You get antsy when you’re not super-busy
In a world where we can check email, book a plane ticket, and find a parking spot all from a few swipes of our smartphones, it’s no wonder some people run late because they hate the idea of having even a nanosecond of downtime.
On-time trick: Morgenstern says people in this category often fall prey to “one more task” syndrome—they try to accomplish one more thing before walking out the door. A remedy: Vow to leave on time. “The minute you think of squeezing in one more thing before you leave, just don't do it. Stop yourself in your tracks, grab your bag and walk out the door,” she told WebMD.

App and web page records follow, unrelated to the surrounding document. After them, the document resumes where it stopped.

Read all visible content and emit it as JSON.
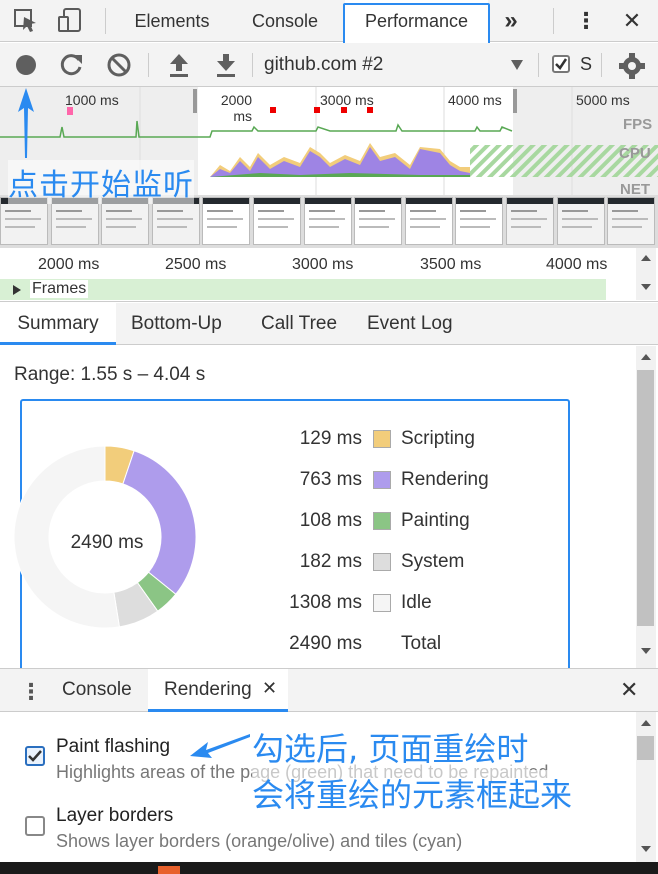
{
  "tabs": {
    "elements": "Elements",
    "console": "Console",
    "performance": "Performance",
    "more": "»",
    "menu": "⋮",
    "close": "✕"
  },
  "toolbar": {
    "profile_select": "github.com #2",
    "screenshots_checkbox_label": "S"
  },
  "overview": {
    "ticks": [
      "1000 ms",
      "2000 ms",
      "3000 ms",
      "4000 ms",
      "5000 ms"
    ],
    "track_labels": [
      "FPS",
      "CPU",
      "NET"
    ]
  },
  "flame": {
    "ticks": [
      "2000 ms",
      "2500 ms",
      "3000 ms",
      "3500 ms",
      "4000 ms"
    ],
    "frames_label": "Frames"
  },
  "subtabs": [
    "Summary",
    "Bottom-Up",
    "Call Tree",
    "Event Log"
  ],
  "summary": {
    "range": "Range: 1.55 s – 4.04 s",
    "total_center": "2490 ms",
    "rows": [
      {
        "value": "129 ms",
        "label": "Scripting",
        "color": "#f2cd7b"
      },
      {
        "value": "763 ms",
        "label": "Rendering",
        "color": "#ae9cec"
      },
      {
        "value": "108 ms",
        "label": "Painting",
        "color": "#8bc585"
      },
      {
        "value": "182 ms",
        "label": "System",
        "color": "#dddddd"
      },
      {
        "value": "1308 ms",
        "label": "Idle",
        "color": "#f5f5f5"
      },
      {
        "value": "2490 ms",
        "label": "Total",
        "color": ""
      }
    ]
  },
  "drawer": {
    "tab_console": "Console",
    "tab_rendering": "Rendering",
    "options": [
      {
        "title": "Paint flashing",
        "desc": "Highlights areas of the page (green) that need to be repainted",
        "checked": true
      },
      {
        "title": "Layer borders",
        "desc": "Shows layer borders (orange/olive) and tiles (cyan)",
        "checked": false
      }
    ]
  },
  "annotations": {
    "start": "点击开始监听",
    "paint_line1": "勾选后, 页面重绘时",
    "paint_line2": "会将重绘的元素框起来"
  },
  "colors": {
    "accent": "#2a8af0",
    "scripting": "#f2cd7b",
    "rendering": "#ae9cec",
    "painting": "#8bc585",
    "system": "#dddddd",
    "idle": "#f5f5f5"
  }
}
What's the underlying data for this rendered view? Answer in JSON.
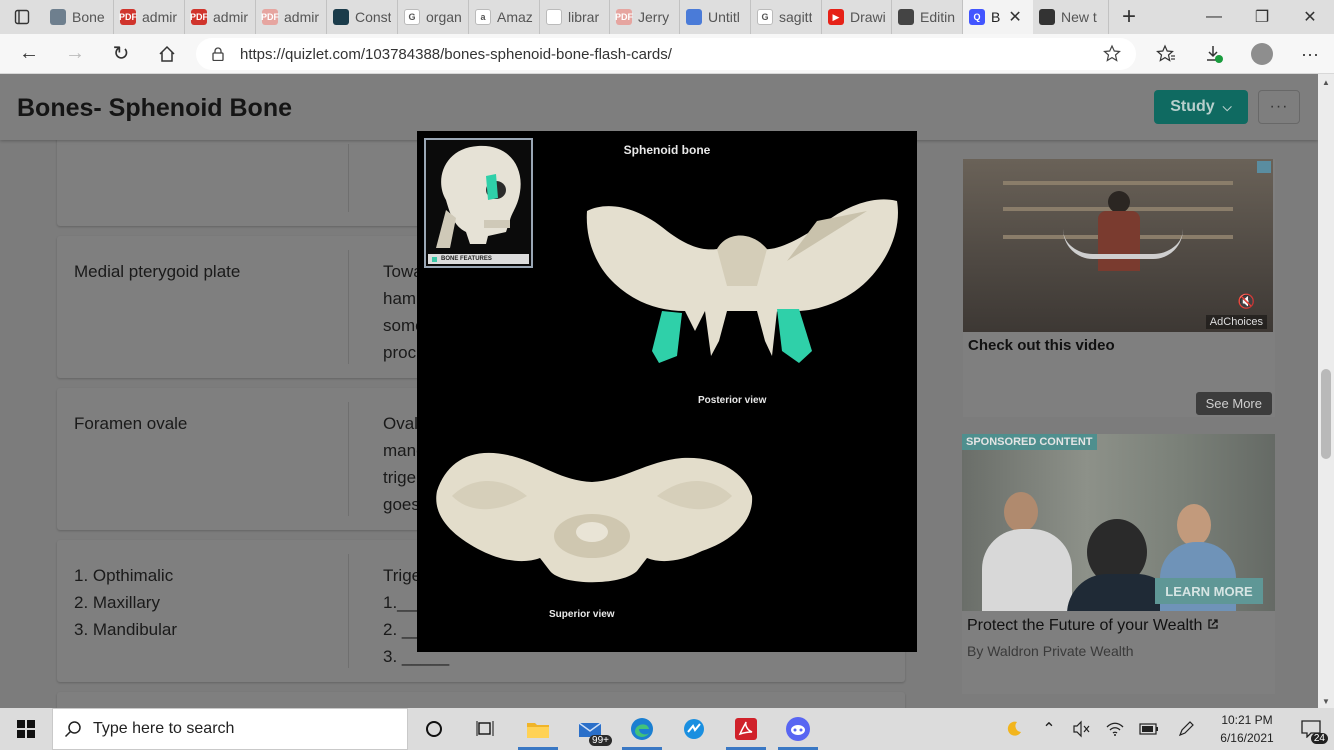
{
  "browser": {
    "tabs": [
      {
        "title": "Bone",
        "fav_color": "#6e7f8e",
        "fav_text": ""
      },
      {
        "title": "admir",
        "fav_color": "#d0342c",
        "fav_text": "PDF"
      },
      {
        "title": "admir",
        "fav_color": "#d0342c",
        "fav_text": "PDF"
      },
      {
        "title": "admir",
        "fav_color": "#e6a5a0",
        "fav_text": "PDF"
      },
      {
        "title": "Const",
        "fav_color": "#1b3c4b",
        "fav_text": ""
      },
      {
        "title": "organ",
        "fav_color": "#ffffff",
        "fav_text": "G"
      },
      {
        "title": "Amaz",
        "fav_color": "#ffffff",
        "fav_text": "a"
      },
      {
        "title": "librar",
        "fav_color": "#ffffff",
        "fav_text": ""
      },
      {
        "title": "Jerry",
        "fav_color": "#e6a5a0",
        "fav_text": "PDF"
      },
      {
        "title": "Untitl",
        "fav_color": "#4a7bd8",
        "fav_text": ""
      },
      {
        "title": "sagitt",
        "fav_color": "#ffffff",
        "fav_text": "G"
      },
      {
        "title": "Drawi",
        "fav_color": "#e62117",
        "fav_text": "▶"
      },
      {
        "title": "Editin",
        "fav_color": "#444444",
        "fav_text": ""
      },
      {
        "title": "B",
        "fav_color": "#4255ff",
        "fav_text": "Q",
        "active": true
      },
      {
        "title": "New t",
        "fav_color": "#333333",
        "fav_text": ""
      }
    ],
    "url": "https://quizlet.com/103784388/bones-sphenoid-bone-flash-cards/"
  },
  "page": {
    "title": "Bones- Sphenoid Bone",
    "study_label": "Study",
    "more_label": "···",
    "cards": [
      {
        "term": "",
        "definition": []
      },
      {
        "term": "Medial pterygoid plate",
        "definition": [
          "Towa",
          "hamu",
          "some",
          "proc"
        ]
      },
      {
        "term": "Foramen ovale",
        "definition": [
          "Oval",
          "mand",
          "trige",
          "goes"
        ]
      },
      {
        "term": [
          "1. Opthimalic",
          "2. Maxillary",
          "3. Mandibular"
        ],
        "definition": [
          "Trige",
          "1.___",
          "2. __",
          "3. _____"
        ]
      }
    ]
  },
  "ads": {
    "ad1": {
      "caption": "Check out this video",
      "adchoices": "AdChoices",
      "see_more": "See More"
    },
    "ad2": {
      "sponsored": "SPONSORED CONTENT",
      "learn_more": "LEARN MORE",
      "headline": "Protect the Future of your Wealth",
      "byline": "By Waldron Private Wealth"
    }
  },
  "lightbox": {
    "title": "Sphenoid bone",
    "thumb_label": "BONE FEATURES",
    "posterior_label": "Posterior view",
    "superior_label": "Superior view"
  },
  "taskbar": {
    "search_placeholder": "Type here to search",
    "mail_badge": "99+",
    "time": "10:21 PM",
    "date": "6/16/2021",
    "notif_count": "24"
  }
}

Leave some little To-Dos on your list so you don’t feel like you’re wasting time, whether it’s catching up on your Facebook feed, reading a book or magazine on your Kindle, or sending a “hey, let’s catch up” email to a friend you’ve been meaning to connect with.
© Jupiterimages/Polka Dot/Thinkstock
You easily zone out
Ever look up at the clock and wonder where the past three hours went? These latecomers tend to “get so wrapped up in the present moment, they completely space out on other commitments,” according to career coach Chrissy Scivicque on her USNews.com blog.
On-time trick: Scivicque recommends setting a timer (on your computer or phone) to remind yourself to stop and move on.
Sleeping in until the last minute (thanks, snooze button!) is a recipe for starting your day late, says Gretchen Rubin on TheHappinessProject.com.
On-time trick: Hit the hay earlier. And if you’re just not a morning person, prepare yourself and your family as much as you can the night before (lay out clothes, make lunches, sign permission slips) to avoid hiccups the next day.
When you’re the one who’s always on time …
Always frustrated by your best friend Tardy Tanya or Never-on-Time Ned? It’s time to come clean and let them know how you feel, says Ablow. They may not realize how much their lateness bugs you. He suggests to GoodHousekeeping.com that you say something like, “When you’re 20 minutes late—and it happens a fair amount—I start feeling like a second-class citizen. I doubt you want me to feel that way. Could we agree from now on to meet at a time that actually works for both of us?”